Immigrants – We get the Job Done

After moving to the United States (coincidentally to the Bay Area, in what would be remembered locally as The Summer of Netscape), I worked for more financial companies and eventually got inevitably sucked in by the Dot Com revolution. My skills kept growing since, and I learned mostly through a paired approach of talking to regular users about their actual needs and getting deeper and deeper into the technology.

I wrote and architected software in Delphi and Java. Learned “Web-type” technologies like XUL (anyone remember that?), PHP, Perl and C#. C & C++. Perl and Python. And Ruby (on and off the Rails).

The companies are many, and can be seen on my LinkedIn page.

After Learning, Leading

I eventually became a consultant, and started leading teams. Learned to go with the grain of a technology, instead of against it. I became a generalist, and a ScrumMaster, which I learned from a course given by Ken Schwaber.

I did consulting and led software development teams for customers, mostly on eCommerce and the startup ecosystem.

I am very fortunate to have been exposed to a very wide range of technologies both on the server and the client. Thanks to this, I try to spend some quality time with the language/platform to get the feel of what is the “proper” thing to do when working with it. So when in ruby on rails, for example, I try to follow “The Ruby Way” instead of just writing Java code in Ruby. This means trolling around the newsgroups for the specific technology whenever I have some free time, and learning from what I see.

After Leading, Creating

In 2011, I cofounded Wurl, a company on a mission to make TV better for everyone, and a world leader in Streaming TV. This involved starting from scratch, with few resources, in what would be called “stealth” or “experimental”, or “pre-revenue” mode. Small. Bootstrapped. With the same direct spirit that my immigration story and pull-myself-by-the-bootstraps taught me. The kind of spirit that had me survive and thrive during economic uncertainty and during the difficult early years of an immigrant with no credit history.

As I built things, I could promise little, but a dream. I could promise no less than to transform the way people watched Television, forever. And I hired accordingly. People who didn’t want just to “work with me”, or “build a company with me”. I wanted people to help me build a new industry.

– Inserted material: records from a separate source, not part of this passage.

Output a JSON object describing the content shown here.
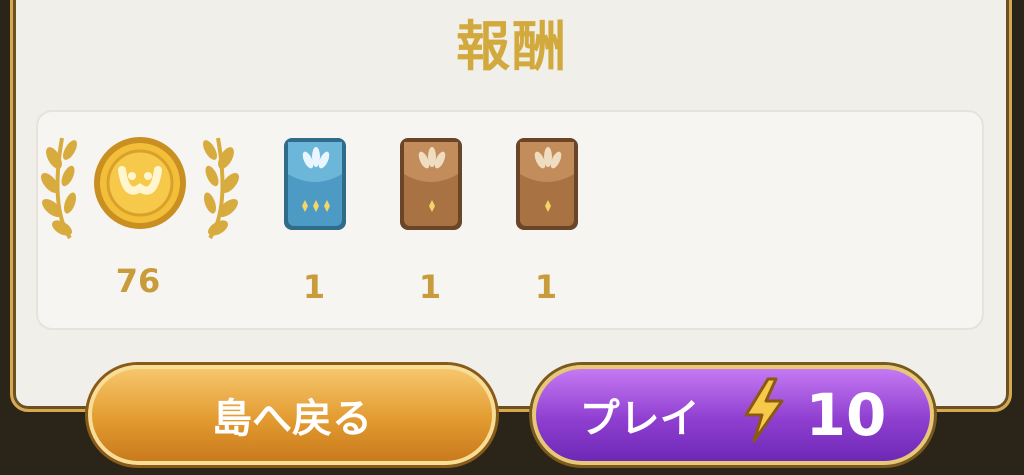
{
  "title": "報酬",
  "rewards": [
    {
      "icon": "gold-coin-icon",
      "count": "76"
    },
    {
      "icon": "blue-pack-icon",
      "count": "1"
    },
    {
      "icon": "brown-pack-icon",
      "count": "1"
    },
    {
      "icon": "brown-pack-icon",
      "count": "1"
    }
  ],
  "buttons": {
    "back_label": "島へ戻る",
    "play_label": "プレイ",
    "play_cost": "10"
  },
  "colors": {
    "gold_text": "#d2a93c",
    "back_button": "#e29b30",
    "play_button": "#8f3fd0"
  }
}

This industry is today called FAST (Free Ad Supported Television), or “Connected TV”.

And by writing software and helping others do the same, keeping a focused team and building an amazing engineering culture, and then letting go so others can take the lead, together we created a company that won award after award. Best Place to Work Certification. FAST innovation of the Year.

I am writing this (updating it, really) on the 12th anniversary of my starting that journey. And I am reminded of that joke about the Buckingham Palace’s lawn:

A Tourist arrives to Buckingham palace and sees a gardener watering. He asks “how do you get these lawns so perfect?” “Well”, the gardener says, “we just water it daily, cut the grass when it gets long and mulch it in the dry months”.

“It can’t possibly be that simple!” the tourist says, incredulous – “that’s the same thing I do at home”

“Yes”, the gardener says, “do that every day for 260 years and you’ll have a nice lawn too”.

Today, besides Wurl, I help entrepreneurs. Programmers. Technical people. Especially if they are immigrant. We can continue to build incredible things.

And that is what I’m about.